Preventing chlamydia begins with knowing more about your sexual partners and establishing safe sex practices.
You can get chlamydia by engaging in a variety of sexual behaviors with someone who has the infection. This includes contact with the genitals or other infected areas as well as penetrative sex.
Before having sex, talk to your partners about:
- whether they’ve been tested recently for STDs
- their sexual history
- their other risk factors
Talking to your partner about STDs can be difficult. There are ways to ensure you can have an open and honest conversation about the issue before engaging in sex.
You don’t have to visit your primary doctor to get tested for STDs. Many clinics offer free, confidential STD screenings.
The cause of chlamydia is a type of bacteria called Chlamydia trachomatis. This bacteria occurs in parts of your body that are soft and moist. These areas include your genitals, anus, eyes, and throat.
Chlamydia can be spread through sexual activity. Women can give chlamydia to infants during childbirth.

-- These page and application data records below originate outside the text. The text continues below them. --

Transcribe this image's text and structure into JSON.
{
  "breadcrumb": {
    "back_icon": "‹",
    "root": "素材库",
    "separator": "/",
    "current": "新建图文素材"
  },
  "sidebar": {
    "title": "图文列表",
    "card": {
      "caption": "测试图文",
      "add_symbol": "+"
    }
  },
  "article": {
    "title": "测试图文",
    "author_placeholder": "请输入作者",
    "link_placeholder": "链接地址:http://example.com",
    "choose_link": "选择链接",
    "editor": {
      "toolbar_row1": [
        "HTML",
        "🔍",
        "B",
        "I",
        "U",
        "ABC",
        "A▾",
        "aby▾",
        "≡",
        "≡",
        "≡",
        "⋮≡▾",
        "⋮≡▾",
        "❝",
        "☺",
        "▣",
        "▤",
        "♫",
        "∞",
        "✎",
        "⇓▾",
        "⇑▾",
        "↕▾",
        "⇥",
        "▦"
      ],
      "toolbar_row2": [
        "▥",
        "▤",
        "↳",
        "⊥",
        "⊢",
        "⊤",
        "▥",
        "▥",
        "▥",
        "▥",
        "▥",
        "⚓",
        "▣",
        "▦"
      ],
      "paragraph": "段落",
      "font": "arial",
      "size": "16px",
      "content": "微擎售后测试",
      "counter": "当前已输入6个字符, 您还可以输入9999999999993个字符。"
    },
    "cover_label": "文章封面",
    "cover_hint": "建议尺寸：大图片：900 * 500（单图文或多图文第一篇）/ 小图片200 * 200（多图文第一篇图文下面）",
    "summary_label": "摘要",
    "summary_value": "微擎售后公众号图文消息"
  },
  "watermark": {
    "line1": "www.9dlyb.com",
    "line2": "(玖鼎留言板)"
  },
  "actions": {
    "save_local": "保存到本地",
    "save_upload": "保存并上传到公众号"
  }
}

You may have no symptoms with chlamydia or symptoms could develop several weeks after contracting the infection. Getting tested for STDs regularly is very important in diagnosing chlamydia.
Visible symptoms of chlamydia vary between men and women.
Symptoms found in women include:
- unusual vaginal discharge
- spotting or bleeding between your periods
- pain during sex
- bleeding after sex
- burning feeling when peeing
- abdominal pain
- lower back pain
Men’s symptoms can include:
- discharge from the penis
- burning feeling when peeing
- changes in the testicles, such as pain or swelling
You may also experience chlamydia away from the genitals.
Symptoms in your rectum can include pain, bleeding, and unusual discharge. You may even get chlamydia in your throat, causing redness or soreness or no symptoms at all. Conjunctivitis (pink eye) may be the sign of chlamydia in your eye.
Untreated chlamydia can lead to many serious health conditions.
Women can develop pelvic inflammatory disease. This can lead to pelvic pain, complications with pregnancy, and fertility difficulties. Sometimes women become infertile from the effects of untreated chlamydia.
Men may develop inflammation of their testicles from untreated chlamydia and may also experience fertility issues.
Babies infected with chlamydia during childbirth can develop pink eye and pneumonia. It’s important for women to be treated for chlamydia during pregnancy to avoid spreading it to an infant.
Sexual behavior of any kind puts you at risk of contracting chlamydia. Some ways to reduce your chances of getting chlamydia include:
- refraining from sexual activity
- having sex with only one partner
- using barriers, such as condoms or dental dams, when having sex
- getting tested with your partner for STDs
- avoiding sharing objects used during sex
- refraining from douching the vaginal area